Purpose: Return to activity remains the most common concern following an injury. To facilitate the decision regarding a patient's return to sport, we developed a standardized and easy-to-use test battery to enable an objective evaluation of knee function.
Methods: The test battery consisted of seven functional tests: the two-leg stability test, one-leg stability test (OL-ST), two-leg countermovement jump (CMJ), one-leg CMJ (OL-CMJ), plyometric jumps, speedy test and quick feet test. For each test, the reliability was determined based on the intraclass correlation coefficient. For all one-leg tests, the limb symmetry index (LSI) was calculated.
Results: All tests showed a moderate-to-high reliability. Normative data from 434 participants were included in the analysis. The subjects were categorized according to age as follows: children (10-14 years), youth (15-19 years), young adults (20-29 years) and adults (30-50 years). The establishment of the functional test values allowed the classification into five normative categories. The LSI for the OL-ST (98 %) indicated a better performance of the non-dominant leg. In contrast, high LSI values were found for the OL-CMJ (124 %), indicating a better performance of the dominant leg.
Conclusion: Each test was found to be reliable and simple to perform. The better performance of the non-dominant leg in stability tasks must be considered when interpreting side-to-side differences. The established norm data from healthy individuals of each test battery represents an important basis for a clinical setting.
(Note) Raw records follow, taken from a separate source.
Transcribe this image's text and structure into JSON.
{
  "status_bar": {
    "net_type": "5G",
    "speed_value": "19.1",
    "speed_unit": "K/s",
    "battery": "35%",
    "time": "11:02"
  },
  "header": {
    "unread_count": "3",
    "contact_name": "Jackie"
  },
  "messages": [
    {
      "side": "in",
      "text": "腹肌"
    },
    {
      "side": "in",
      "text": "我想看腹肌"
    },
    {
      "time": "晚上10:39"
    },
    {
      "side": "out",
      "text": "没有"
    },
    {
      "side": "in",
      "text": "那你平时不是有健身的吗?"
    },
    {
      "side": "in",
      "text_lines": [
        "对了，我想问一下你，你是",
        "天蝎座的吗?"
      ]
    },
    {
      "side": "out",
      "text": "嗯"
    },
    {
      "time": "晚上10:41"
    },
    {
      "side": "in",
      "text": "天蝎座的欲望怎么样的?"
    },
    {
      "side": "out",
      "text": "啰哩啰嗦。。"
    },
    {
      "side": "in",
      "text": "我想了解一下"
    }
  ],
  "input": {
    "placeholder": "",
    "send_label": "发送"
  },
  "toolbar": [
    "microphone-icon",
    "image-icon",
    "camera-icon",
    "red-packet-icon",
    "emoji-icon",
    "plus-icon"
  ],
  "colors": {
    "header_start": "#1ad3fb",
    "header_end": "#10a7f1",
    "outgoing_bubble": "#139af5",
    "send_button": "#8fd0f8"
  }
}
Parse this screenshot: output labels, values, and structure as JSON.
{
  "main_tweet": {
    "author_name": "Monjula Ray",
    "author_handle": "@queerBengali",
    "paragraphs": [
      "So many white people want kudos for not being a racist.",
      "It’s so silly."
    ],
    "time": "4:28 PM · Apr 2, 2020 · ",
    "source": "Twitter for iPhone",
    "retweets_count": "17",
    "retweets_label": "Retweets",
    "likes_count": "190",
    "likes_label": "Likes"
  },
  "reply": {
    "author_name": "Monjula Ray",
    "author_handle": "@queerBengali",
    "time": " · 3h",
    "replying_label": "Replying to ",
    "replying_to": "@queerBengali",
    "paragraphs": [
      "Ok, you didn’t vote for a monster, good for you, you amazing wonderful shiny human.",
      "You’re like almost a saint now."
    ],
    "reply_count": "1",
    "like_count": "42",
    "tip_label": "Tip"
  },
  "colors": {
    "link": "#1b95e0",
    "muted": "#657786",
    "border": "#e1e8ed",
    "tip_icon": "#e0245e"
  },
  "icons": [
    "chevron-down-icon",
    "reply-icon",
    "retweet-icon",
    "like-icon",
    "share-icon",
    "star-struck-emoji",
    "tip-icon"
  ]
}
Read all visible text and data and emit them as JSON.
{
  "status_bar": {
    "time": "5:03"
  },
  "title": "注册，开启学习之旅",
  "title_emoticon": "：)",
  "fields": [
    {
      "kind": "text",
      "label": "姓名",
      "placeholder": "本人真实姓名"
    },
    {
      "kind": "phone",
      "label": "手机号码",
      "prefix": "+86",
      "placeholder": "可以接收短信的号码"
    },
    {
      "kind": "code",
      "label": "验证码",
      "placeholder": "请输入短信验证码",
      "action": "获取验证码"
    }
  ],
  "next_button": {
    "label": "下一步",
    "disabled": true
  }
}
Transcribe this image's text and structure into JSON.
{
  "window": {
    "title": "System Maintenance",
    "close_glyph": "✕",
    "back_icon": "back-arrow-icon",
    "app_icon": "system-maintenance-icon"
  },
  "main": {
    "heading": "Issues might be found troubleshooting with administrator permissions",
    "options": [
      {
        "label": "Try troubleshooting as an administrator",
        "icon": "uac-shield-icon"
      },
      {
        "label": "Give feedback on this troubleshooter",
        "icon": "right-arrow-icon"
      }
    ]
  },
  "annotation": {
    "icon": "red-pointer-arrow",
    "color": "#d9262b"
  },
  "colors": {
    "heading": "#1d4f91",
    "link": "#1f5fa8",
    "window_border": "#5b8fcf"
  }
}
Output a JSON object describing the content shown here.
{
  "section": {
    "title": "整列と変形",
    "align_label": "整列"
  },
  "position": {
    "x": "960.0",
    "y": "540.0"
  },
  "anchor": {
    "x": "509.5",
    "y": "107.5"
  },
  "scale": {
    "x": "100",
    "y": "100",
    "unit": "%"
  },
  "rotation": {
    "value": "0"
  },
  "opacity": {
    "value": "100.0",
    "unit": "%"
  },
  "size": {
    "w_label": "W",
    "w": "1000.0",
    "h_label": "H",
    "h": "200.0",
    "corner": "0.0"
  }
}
Test results from an ACL-reconstructed patient should be at least classified as a functionally average outcome to support a safe return to sports.
Level of evidence: IV.